Especially in the case of a non-commercial development, the mere threat of a lawsuit is often sufficient to force the developers to abandon the project. This is because there are no monetary means to finance the lawsuit.
Q: Can software which is distributed as source code be attacked by patents at all? (“source code privilege”)
A: By the earlier directive draft of the EU commussion of February 20, 2002, software could be attacked only from the moment when it is executed on a computer—thus, not the author, but the customer is vulnerable. This doesn't help me as the author, however, since my customer will hold me liable for patent claims by third parties.
The current directive draft of the European Council of March 7, 2005 contains a new article, by which publication of source code can already be a direct infringement.
Q: If software patents are so dangerous for free software, why does free software also exist and grow in countries which have software patents?

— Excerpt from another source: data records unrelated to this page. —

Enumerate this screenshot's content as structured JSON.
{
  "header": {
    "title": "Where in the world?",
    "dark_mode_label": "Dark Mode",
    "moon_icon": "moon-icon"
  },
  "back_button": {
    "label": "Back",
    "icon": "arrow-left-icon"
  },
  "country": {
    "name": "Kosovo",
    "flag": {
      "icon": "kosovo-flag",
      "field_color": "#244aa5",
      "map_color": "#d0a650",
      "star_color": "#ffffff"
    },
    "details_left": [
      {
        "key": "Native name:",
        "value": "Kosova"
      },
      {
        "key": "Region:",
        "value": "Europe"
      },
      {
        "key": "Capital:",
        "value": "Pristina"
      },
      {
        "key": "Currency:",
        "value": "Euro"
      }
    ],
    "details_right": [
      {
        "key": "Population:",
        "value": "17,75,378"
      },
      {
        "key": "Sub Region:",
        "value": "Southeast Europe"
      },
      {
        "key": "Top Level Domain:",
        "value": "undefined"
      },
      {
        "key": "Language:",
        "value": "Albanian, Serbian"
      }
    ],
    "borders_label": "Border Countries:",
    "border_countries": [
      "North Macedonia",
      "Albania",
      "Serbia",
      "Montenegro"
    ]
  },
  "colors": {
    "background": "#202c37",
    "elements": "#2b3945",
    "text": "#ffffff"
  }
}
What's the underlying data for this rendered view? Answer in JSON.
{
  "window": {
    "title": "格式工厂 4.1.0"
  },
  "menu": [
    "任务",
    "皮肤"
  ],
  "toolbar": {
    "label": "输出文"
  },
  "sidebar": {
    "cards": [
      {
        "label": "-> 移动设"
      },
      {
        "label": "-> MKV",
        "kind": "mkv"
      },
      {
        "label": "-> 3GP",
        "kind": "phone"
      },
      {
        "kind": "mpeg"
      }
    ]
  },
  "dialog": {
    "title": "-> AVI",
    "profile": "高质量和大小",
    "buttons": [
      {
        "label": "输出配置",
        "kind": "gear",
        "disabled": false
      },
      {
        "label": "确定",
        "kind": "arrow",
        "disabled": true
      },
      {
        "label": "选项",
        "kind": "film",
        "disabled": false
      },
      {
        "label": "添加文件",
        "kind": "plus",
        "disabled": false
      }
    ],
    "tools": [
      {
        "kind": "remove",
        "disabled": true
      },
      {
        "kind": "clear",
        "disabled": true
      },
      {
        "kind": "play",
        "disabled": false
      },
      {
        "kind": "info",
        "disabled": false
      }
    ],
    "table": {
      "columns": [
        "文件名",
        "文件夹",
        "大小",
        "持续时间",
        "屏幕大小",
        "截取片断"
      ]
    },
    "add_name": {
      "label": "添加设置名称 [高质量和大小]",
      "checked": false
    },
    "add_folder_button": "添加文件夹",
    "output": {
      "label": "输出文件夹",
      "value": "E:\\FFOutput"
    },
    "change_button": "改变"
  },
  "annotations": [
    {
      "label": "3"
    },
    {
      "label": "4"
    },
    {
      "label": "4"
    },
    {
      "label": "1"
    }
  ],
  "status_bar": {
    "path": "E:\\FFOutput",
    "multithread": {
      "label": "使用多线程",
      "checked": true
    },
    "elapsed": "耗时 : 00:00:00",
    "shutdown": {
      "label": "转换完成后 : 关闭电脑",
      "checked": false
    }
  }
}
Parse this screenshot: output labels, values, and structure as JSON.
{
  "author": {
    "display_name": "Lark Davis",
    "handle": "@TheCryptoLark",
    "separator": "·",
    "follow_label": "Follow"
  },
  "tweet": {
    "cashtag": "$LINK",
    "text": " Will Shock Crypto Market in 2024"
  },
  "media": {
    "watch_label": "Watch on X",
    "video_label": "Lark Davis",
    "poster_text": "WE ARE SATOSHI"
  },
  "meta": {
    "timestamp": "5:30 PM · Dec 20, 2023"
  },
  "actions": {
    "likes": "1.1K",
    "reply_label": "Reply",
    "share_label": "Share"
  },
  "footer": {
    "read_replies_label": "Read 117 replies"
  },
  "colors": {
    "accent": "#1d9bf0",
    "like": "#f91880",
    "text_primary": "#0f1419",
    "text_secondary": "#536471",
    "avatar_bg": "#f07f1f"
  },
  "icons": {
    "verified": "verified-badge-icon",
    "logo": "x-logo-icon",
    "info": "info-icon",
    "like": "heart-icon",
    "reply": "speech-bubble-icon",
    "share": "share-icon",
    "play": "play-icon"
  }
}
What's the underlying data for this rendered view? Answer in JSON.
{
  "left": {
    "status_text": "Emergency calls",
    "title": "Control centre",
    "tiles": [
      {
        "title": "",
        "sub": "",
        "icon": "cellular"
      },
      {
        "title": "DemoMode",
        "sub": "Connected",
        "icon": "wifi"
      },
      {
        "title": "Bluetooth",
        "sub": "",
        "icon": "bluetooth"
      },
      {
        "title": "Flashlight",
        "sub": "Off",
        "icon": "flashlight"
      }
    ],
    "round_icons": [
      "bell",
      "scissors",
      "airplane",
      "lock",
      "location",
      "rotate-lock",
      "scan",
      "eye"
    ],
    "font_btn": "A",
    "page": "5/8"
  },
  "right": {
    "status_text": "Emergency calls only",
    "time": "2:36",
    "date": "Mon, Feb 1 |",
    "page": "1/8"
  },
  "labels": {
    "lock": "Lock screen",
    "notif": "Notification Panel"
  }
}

The great success of Free Software easily makes one oversee the damage already done by software patents. Some of the projects which had to be given up due to software patents were Free Software.
As long as software patents in Europe offically do not exist, many patent holders abstain from charges, because a wave of legal cases would heat up the debate about European software patents.
Proposals for a Solution
Q: Wouldn't it be a useful compromise to grant software patents for five years only?
A: A shorter patent duration would of course shorten the duration of damage.
But this is not allowed by international law: the TRIPS agreement demands a minimum duration of patents of at least 20 years.
Q: Isn't is possible to work around software patents and use alternative methods? For example Ogg/Vorbis instead of MP3?
A: In some cases it is really possible. The Ogg/Vorbis developers have done patent research and hope their format won't vulnerate patents in the USA. On the other side, there are many areas where patents are so central and broad that working around them is impossible (e.g. panorama images).
But you can never be sure: patent research is not reliable. Even JPEG was believed for many years not to be covered by any patents. Now courts have to decide whether this is indeed true.
At least it is always a competitive drawback if you have to work around a file format which has been established as a de facto standard. Especially in the software sector, interoperability is very important.
Q: What should happen instead?
A: Since software patents have been proven to have a negative impact on the economy they should not be granted at all.
A revision of the patent laws should make this clear. In practice a more narrow definition of the word “technical” is necessary.
On September 24, 2003, the European Parliament has decided on a clear restriction on patentibility, effectively preventing patents on pure software. But the Parliament in itself cannot pass a directive, but it needs approval by the Council of Ministers. Instead of giving this approval, on March 7, 2005, the Council has passed a counter-proposal, completely ignoring the draft by the Parliament. This counter-proposal would cause about 30000 existing patents on software to become legal at one fell swoop.
It's the Parliament's turn now to decide on the new proposal in 2nd reading. Right now it is important to support the Parliament in defending its decision from September 24, 2003.
Q: How can we reach this goal?
A: Unfortunately only few know why the Parliament's decision from September 24, 2003 is reasonable and what fatal effects on the software economy an expansion of patentability as proposed by the Council would cause. Probably the newly elected members of the Parliament aren't sufficiently familiar with the topic, too. We can strengthen the support of the parliament in the population by informing the public.
As those affected we must stand up for our interests now, if we don't want to leave the field to the patent departments of a few large companies demanding software patents "in the name of the software industry".
Act now! Help to inform those affected! Point out the importance of this matter to your representatives in the European Parliament! Ask them to listen to the reasons of the FFII and to take thim into account in their decision!